Data to use below:

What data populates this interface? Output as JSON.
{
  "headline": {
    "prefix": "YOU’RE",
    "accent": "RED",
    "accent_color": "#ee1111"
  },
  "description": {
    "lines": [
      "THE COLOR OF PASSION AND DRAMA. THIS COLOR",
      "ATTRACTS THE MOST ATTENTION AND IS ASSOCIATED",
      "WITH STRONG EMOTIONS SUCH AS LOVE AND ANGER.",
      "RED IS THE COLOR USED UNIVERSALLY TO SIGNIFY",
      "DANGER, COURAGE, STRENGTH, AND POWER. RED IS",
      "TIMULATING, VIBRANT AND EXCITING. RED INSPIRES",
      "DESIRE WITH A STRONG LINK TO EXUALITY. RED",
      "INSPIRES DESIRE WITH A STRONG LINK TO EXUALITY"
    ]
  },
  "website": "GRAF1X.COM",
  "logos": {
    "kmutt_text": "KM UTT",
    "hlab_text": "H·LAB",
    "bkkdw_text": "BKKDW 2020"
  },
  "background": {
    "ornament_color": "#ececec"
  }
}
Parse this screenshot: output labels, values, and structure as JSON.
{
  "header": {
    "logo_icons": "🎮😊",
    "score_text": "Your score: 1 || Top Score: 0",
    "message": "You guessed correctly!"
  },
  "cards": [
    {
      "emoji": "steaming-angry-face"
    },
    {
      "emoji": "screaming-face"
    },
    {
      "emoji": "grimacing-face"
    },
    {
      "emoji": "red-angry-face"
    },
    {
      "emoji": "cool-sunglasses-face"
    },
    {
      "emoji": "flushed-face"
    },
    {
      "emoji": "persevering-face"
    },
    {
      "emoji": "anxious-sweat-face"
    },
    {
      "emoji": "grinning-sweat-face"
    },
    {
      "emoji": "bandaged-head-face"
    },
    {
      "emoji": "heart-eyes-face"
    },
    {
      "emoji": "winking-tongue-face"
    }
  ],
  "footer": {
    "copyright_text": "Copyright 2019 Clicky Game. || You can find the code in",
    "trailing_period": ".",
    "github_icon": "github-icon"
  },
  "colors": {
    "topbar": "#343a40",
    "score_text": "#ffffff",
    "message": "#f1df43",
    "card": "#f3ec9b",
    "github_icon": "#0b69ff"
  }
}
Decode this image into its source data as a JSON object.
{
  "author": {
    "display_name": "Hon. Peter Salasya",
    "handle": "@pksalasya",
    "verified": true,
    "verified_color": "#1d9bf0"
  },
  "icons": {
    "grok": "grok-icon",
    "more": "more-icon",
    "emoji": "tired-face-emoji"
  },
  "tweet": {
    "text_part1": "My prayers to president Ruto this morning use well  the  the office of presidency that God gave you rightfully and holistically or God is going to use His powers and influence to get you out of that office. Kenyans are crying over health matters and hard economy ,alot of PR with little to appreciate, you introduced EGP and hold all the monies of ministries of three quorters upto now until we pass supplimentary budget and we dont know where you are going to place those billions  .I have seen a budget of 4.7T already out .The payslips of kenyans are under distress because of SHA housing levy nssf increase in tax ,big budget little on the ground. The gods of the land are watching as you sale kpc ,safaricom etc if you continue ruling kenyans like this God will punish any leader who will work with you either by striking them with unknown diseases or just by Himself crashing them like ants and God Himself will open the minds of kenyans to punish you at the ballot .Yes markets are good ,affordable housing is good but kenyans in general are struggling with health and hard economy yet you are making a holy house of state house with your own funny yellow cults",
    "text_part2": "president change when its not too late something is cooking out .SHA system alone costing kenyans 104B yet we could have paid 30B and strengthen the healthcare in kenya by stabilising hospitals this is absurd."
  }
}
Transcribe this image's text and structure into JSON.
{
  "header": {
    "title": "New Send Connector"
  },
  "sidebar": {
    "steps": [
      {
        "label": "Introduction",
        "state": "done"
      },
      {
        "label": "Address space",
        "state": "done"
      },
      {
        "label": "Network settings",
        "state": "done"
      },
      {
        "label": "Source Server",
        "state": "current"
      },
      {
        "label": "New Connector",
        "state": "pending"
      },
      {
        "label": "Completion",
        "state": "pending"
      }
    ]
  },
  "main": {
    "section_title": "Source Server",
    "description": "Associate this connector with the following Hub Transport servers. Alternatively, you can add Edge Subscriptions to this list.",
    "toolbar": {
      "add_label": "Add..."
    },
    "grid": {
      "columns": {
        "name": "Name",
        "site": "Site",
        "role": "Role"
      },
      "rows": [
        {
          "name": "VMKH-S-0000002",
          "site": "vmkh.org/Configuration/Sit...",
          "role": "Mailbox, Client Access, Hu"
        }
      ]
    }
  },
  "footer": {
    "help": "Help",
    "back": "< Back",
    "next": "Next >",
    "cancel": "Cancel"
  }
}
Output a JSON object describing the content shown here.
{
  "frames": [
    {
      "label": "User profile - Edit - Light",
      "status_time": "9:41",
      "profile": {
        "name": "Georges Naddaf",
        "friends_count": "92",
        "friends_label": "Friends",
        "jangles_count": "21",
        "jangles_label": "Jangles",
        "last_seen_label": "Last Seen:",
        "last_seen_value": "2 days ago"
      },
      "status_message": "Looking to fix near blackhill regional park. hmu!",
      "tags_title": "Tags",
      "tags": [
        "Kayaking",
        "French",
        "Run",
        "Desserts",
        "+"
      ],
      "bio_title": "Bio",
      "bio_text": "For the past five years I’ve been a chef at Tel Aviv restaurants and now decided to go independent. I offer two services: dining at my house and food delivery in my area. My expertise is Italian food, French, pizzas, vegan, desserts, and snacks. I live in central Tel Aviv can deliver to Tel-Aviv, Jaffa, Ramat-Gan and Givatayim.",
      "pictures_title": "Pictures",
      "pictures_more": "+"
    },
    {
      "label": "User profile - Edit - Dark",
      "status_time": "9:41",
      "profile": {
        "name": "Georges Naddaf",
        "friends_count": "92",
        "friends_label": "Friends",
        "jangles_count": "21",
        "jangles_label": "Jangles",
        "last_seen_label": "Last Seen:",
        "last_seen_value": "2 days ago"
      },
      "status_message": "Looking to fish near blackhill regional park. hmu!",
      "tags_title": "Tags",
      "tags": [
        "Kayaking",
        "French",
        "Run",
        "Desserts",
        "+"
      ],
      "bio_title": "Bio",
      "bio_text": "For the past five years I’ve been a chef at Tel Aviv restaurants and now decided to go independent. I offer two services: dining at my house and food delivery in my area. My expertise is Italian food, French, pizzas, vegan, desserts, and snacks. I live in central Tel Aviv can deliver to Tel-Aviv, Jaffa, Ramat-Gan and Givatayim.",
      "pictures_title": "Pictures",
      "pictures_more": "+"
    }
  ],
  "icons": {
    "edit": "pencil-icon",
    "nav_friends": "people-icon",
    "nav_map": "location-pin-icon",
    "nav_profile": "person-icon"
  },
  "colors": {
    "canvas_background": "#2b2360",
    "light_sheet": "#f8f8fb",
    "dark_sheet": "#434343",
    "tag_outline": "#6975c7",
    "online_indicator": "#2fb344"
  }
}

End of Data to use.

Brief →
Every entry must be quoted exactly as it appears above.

Answer space →
What data populates this interface? Output as JSON.
{
  "headline": {
    "prefix": "YOU’RE",
    "accent": "RED",
    "accent_color": "#ee1111"
  },
  "description": {
    "lines": [
      "THE COLOR OF PASSION AND DRAMA. THIS COLOR",
      "ATTRACTS THE MOST ATTENTION AND IS ASSOCIATED",
      "WITH STRONG EMOTIONS SUCH AS LOVE AND ANGER.",
      "RED IS THE COLOR USED UNIVERSALLY TO SIGNIFY",
      "DANGER, COURAGE, STRENGTH, AND POWER. RED IS",
      "TIMULATING, VIBRANT AND EXCITING. RED INSPIRES",
      "DESIRE WITH A STRONG LINK TO EXUALITY. RED",
      "INSPIRES DESIRE WITH A STRONG LINK TO EXUALITY"
    ]
  },
  "website": "GRAF1X.COM",
  "logos": {
    "kmutt_text": "KM UTT",
    "hlab_text": "H·LAB",
    "bkkdw_text": "BKKDW 2020"
  },
  "background": {
    "ornament_color": "#ececec"
  }
}
Parse this screenshot: output labels, values, and structure as JSON.
{
  "header": {
    "logo_icons": "🎮😊",
    "score_text": "Your score: 1 || Top Score: 0",
    "message": "You guessed correctly!"
  },
  "cards": [
    {
      "emoji": "steaming-angry-face"
    },
    {
      "emoji": "screaming-face"
    },
    {
      "emoji": "grimacing-face"
    },
    {
      "emoji": "red-angry-face"
    },
    {
      "emoji": "cool-sunglasses-face"
    },
    {
      "emoji": "flushed-face"
    },
    {
      "emoji": "persevering-face"
    },
    {
      "emoji": "anxious-sweat-face"
    },
    {
      "emoji": "grinning-sweat-face"
    },
    {
      "emoji": "bandaged-head-face"
    },
    {
      "emoji": "heart-eyes-face"
    },
    {
      "emoji": "winking-tongue-face"
    }
  ],
  "footer": {
    "copyright_text": "Copyright 2019 Clicky Game. || You can find the code in",
    "trailing_period": ".",
    "github_icon": "github-icon"
  },
  "colors": {
    "topbar": "#343a40",
    "score_text": "#ffffff",
    "message": "#f1df43",
    "card": "#f3ec9b",
    "github_icon": "#0b69ff"
  }
}
Decode this image into its source data as a JSON object.
{
  "author": {
    "display_name": "Hon. Peter Salasya",
    "handle": "@pksalasya",
    "verified": true,
    "verified_color": "#1d9bf0"
  },
  "icons": {
    "grok": "grok-icon",
    "more": "more-icon",
    "emoji": "tired-face-emoji"
  },
  "tweet": {
    "text_part1": "My prayers to president Ruto this morning use well  the  the office of presidency that God gave you rightfully and holistically or God is going to use His powers and influence to get you out of that office. Kenyans are crying over health matters and hard economy ,alot of PR with little to appreciate, you introduced EGP and hold all the monies of ministries of three quorters upto now until we pass supplimentary budget and we dont know where you are going to place those billions  .I have seen a budget of 4.7T already out .The payslips of kenyans are under distress because of SHA housing levy nssf increase in tax ,big budget little on the ground. The gods of the land are watching as you sale kpc ,safaricom etc if you continue ruling kenyans like this God will punish any leader who will work with you either by striking them with unknown diseases or just by Himself crashing them like ants and God Himself will open the minds of kenyans to punish you at the ballot .Yes markets are good ,affordable housing is good but kenyans in general are struggling with health and hard economy yet you are making a holy house of state house with your own funny yellow cults",
    "text_part2": "president change when its not too late something is cooking out .SHA system alone costing kenyans 104B yet we could have paid 30B and strengthen the healthcare in kenya by stabilising hospitals this is absurd."
  }
}
Transcribe this image's text and structure into JSON.
{
  "header": {
    "title": "New Send Connector"
  },
  "sidebar": {
    "steps": [
      {
        "label": "Introduction",
        "state": "done"
      },
      {
        "label": "Address space",
        "state": "done"
      },
      {
        "label": "Network settings",
        "state": "done"
      },
      {
        "label": "Source Server",
        "state": "current"
      },
      {
        "label": "New Connector",
        "state": "pending"
      },
      {
        "label": "Completion",
        "state": "pending"
      }
    ]
  },
  "main": {
    "section_title": "Source Server",
    "description": "Associate this connector with the following Hub Transport servers. Alternatively, you can add Edge Subscriptions to this list.",
    "toolbar": {
      "add_label": "Add..."
    },
    "grid": {
      "columns": {
        "name": "Name",
        "site": "Site",
        "role": "Role"
      },
      "rows": [
        {
          "name": "VMKH-S-0000002",
          "site": "vmkh.org/Configuration/Sit...",
          "role": "Mailbox, Client Access, Hu"
        }
      ]
    }
  },
  "footer": {
    "help": "Help",
    "back": "< Back",
    "next": "Next >",
    "cancel": "Cancel"
  }
}
Output a JSON object describing the content shown here.
{
  "frames": [
    {
      "label": "User profile - Edit - Light",
      "status_time": "9:41",
      "profile": {
        "name": "Georges Naddaf",
        "friends_count": "92",
        "friends_label": "Friends",
        "jangles_count": "21",
        "jangles_label": "Jangles",
        "last_seen_label": "Last Seen:",
        "last_seen_value": "2 days ago"
      },
      "status_message": "Looking to fix near blackhill regional park. hmu!",
      "tags_title": "Tags",
      "tags": [
        "Kayaking",
        "French",
        "Run",
        "Desserts",
        "+"
      ],
      "bio_title": "Bio",
      "bio_text": "For the past five years I’ve been a chef at Tel Aviv restaurants and now decided to go independent. I offer two services: dining at my house and food delivery in my area. My expertise is Italian food, French, pizzas, vegan, desserts, and snacks. I live in central Tel Aviv can deliver to Tel-Aviv, Jaffa, Ramat-Gan and Givatayim.",
      "pictures_title": "Pictures",
      "pictures_more": "+"
    },
    {
      "label": "User profile - Edit - Dark",
      "status_time": "9:41",
      "profile": {
        "name": "Georges Naddaf",
        "friends_count": "92",
        "friends_label": "Friends",
        "jangles_count": "21",
        "jangles_label": "Jangles",
        "last_seen_label": "Last Seen:",
        "last_seen_value": "2 days ago"
      },
      "status_message": "Looking to fish near blackhill regional park. hmu!",
      "tags_title": "Tags",
      "tags": [
        "Kayaking",
        "French",
        "Run",
        "Desserts",
        "+"
      ],
      "bio_title": "Bio",
      "bio_text": "For the past five years I’ve been a chef at Tel Aviv restaurants and now decided to go independent. I offer two services: dining at my house and food delivery in my area. My expertise is Italian food, French, pizzas, vegan, desserts, and snacks. I live in central Tel Aviv can deliver to Tel-Aviv, Jaffa, Ramat-Gan and Givatayim.",
      "pictures_title": "Pictures",
      "pictures_more": "+"
    }
  ],
  "icons": {
    "edit": "pencil-icon",
    "nav_friends": "people-icon",
    "nav_map": "location-pin-icon",
    "nav_profile": "person-icon"
  },
  "colors": {
    "canvas_background": "#2b2360",
    "light_sheet": "#f8f8fb",
    "dark_sheet": "#434343",
    "tag_outline": "#6975c7",
    "online_indicator": "#2fb344"
  }
}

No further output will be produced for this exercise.